* **Aim of the task**
Where a line of the records contains the word "Forces", show that line.

* **Data for review**
※ ※ ※
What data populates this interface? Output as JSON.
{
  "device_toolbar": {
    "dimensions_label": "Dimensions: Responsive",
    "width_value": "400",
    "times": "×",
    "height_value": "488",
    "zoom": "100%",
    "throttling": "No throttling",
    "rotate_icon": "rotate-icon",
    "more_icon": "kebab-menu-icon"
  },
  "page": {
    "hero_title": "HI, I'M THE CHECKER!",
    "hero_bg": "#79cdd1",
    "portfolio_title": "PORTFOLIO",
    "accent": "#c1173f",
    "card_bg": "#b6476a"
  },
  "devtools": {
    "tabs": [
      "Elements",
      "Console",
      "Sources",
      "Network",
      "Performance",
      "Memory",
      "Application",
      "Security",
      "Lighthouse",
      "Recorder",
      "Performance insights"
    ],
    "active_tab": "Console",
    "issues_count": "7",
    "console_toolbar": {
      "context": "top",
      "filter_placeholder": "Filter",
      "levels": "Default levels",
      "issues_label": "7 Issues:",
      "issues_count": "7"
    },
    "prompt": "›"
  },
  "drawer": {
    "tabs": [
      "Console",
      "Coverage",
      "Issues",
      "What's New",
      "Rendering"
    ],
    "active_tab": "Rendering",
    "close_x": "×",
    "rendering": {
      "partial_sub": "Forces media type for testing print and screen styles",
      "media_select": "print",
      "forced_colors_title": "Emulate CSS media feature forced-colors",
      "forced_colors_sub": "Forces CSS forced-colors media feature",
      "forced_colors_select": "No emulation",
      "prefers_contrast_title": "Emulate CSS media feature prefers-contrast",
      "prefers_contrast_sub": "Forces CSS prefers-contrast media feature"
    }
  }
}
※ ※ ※
* **Response**
      "partial_sub": "Forces media type for testing print and screen styles",
      "forced_colors_sub": "Forces CSS forced-colors media feature",
      "prefers_contrast_sub": "Forces CSS prefers-contrast media feature"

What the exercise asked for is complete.